The wormhole-like maze into the cave of this human Carcossa is an astounding piece of set decoration – a labyrinth of bark and branches cluttered against each other, some standing atop piles of girls’ shoes and dresses. A trembling score and slow, slinky cinematography makes Cohle’s journey into this dark place even more eerie. It builds up beautifully into a nearly breathless (and also very quick) scene of brutal violence, with flinging axes and headbutts galore. (The setting of the final confrontation also reminded me of the pit from this week’s Hannibal episode, especially with the small circular hole at the top.)
As gripping as the violent, climactic finish is, it is not even the episode’s finest sequence. To our pleasant surprise, we close on some of Cohle and Hart philosophizing, except they are not just babbling about their own existential miseries. Their words are touching and direct. Just out of the hospital where they spent a few weeks being stitched up and recovering from stab wounds, Cohle talks about being “under in the dark” during his coma. “Beneath that darkness, it was a deeper warm, like a substance,” he says. “I knew my daughter waited for me there.” Cohle came so close to reaching the other side, but after feeling her love touch him in that abyss, he resolves to let the darkness go.
McConaughey won an Oscar last weekend and I will expect nothing less than an Emmy added to his mantle in six months time for Best Actor in a Mini-series. And I expect his speech in the series’ final moments to be his awards show clip. The actor crumbles into cries midway through talking, shedding tears of both relief and sadness. Hart can do little more than to pat his partner on the shoulder and lift him up from his chair, musing about how the stars in the sky show how tiny flickers of light can illuminate the darkness in the world. “Once there was only dark,” Cohle mumbles. “You ask me, the light’s winning.”
Does a show as sprawling and substantial as True Detective seem cheapened at the close by some rather procedural investigative tactics and some plain mumblings about the relationship between light and darkness? Yes and no. Yes, as the show’s happy ending seems like a bit of an anti-climax to the grit, gloom and grumbling that pervaded through previous hours, which hinted at an unquenchable darkness. No, as it closes off the anthology with humanity, exploring the relationship between its protagonists and what they have learned from their 17 years of correspondence than at the lurid details of the crime they investigated.

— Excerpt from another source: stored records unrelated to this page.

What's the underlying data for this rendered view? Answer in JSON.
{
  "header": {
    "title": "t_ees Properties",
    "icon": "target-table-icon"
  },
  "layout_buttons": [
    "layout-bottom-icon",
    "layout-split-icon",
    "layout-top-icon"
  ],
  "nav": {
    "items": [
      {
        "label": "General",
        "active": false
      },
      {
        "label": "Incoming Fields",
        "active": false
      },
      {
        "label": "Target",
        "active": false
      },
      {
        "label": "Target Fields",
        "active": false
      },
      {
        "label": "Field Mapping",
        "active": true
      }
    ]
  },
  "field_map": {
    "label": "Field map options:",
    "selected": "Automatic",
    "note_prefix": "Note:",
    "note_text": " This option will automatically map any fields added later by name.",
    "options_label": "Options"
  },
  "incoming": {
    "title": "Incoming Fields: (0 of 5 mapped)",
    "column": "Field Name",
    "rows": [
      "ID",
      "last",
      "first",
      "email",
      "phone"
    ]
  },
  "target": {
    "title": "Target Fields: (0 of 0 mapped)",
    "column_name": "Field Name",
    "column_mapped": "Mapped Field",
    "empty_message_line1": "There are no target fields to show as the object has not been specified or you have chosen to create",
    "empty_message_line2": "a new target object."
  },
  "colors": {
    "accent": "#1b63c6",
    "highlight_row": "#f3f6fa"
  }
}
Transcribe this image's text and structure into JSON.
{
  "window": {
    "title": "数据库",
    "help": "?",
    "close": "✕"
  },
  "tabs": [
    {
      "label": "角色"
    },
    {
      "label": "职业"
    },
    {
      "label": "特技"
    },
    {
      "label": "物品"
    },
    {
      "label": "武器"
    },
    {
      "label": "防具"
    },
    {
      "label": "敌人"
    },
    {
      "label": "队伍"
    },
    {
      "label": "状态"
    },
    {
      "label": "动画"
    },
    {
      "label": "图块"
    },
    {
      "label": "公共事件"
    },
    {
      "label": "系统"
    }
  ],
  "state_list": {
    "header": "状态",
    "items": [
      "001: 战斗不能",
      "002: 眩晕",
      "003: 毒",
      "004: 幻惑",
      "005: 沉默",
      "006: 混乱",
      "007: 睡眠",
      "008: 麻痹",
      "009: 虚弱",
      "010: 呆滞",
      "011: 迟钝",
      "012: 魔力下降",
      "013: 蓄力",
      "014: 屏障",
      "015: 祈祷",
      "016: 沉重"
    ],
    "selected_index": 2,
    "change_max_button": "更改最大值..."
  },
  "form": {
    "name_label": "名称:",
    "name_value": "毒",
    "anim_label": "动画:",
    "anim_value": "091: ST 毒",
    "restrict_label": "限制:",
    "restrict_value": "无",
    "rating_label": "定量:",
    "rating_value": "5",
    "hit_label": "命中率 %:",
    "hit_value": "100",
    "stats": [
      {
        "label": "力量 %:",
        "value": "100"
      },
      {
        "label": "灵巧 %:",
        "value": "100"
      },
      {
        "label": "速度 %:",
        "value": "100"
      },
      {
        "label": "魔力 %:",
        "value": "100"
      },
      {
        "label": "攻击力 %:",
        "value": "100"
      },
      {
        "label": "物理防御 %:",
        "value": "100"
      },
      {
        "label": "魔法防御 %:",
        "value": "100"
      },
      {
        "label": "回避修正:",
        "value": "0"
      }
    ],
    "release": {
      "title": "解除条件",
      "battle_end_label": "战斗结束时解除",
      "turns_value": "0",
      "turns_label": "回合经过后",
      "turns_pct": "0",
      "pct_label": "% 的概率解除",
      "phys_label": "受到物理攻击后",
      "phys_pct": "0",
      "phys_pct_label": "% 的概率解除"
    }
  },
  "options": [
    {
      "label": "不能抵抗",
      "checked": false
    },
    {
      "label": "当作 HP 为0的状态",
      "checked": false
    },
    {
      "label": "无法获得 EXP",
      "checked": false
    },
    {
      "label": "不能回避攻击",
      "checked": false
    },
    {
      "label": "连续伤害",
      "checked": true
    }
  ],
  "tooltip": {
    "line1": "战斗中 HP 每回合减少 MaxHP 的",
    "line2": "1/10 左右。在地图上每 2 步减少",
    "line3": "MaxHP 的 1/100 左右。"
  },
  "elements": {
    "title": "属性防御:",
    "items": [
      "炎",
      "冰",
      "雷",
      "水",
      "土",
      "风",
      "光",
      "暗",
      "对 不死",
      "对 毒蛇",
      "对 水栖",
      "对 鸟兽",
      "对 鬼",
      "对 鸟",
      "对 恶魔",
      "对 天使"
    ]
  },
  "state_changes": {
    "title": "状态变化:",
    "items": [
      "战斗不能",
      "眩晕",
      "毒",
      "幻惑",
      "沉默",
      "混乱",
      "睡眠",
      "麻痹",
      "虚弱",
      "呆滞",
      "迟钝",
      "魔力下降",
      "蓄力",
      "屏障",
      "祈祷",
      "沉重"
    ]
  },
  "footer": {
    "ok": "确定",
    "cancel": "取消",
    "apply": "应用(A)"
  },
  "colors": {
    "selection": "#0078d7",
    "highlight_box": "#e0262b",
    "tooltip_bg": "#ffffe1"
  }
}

The anthology began with sin, crime and nihilism, yet ends on a hopeful note. I imagine some may be frustrated at the lack of morose qualities from the final ten minutes, but just as many (if not more) should be moved by these final moments. As Marty tells his partner, “We ain’t gonna get them all. That ain’t the kind of world it is.” Yes, we would have liked to know more about the killer and the methods of his madness more clearly – but the show is not about Errol Childress. It is about Martin Hart and Rust Cohle. They have each other, they have found some light within the darkness, and that is a good way to go out.
PS: I’m looking forward to season two of True Detective – which will have women investigators, this time – with great anticipation. Tell us, do you have any casting suggestions for next season’s anthology? How about Diane Lane and Ellen Barkin? Geena Davis and Carrie-Anne Moss? Melissa Leo and Margo Martindale? Sharon Stone and Laura Dern? Jessica Chastain and Julianne Moore? Man, there are so many combinations you can make. Feel free to share yours below.Previous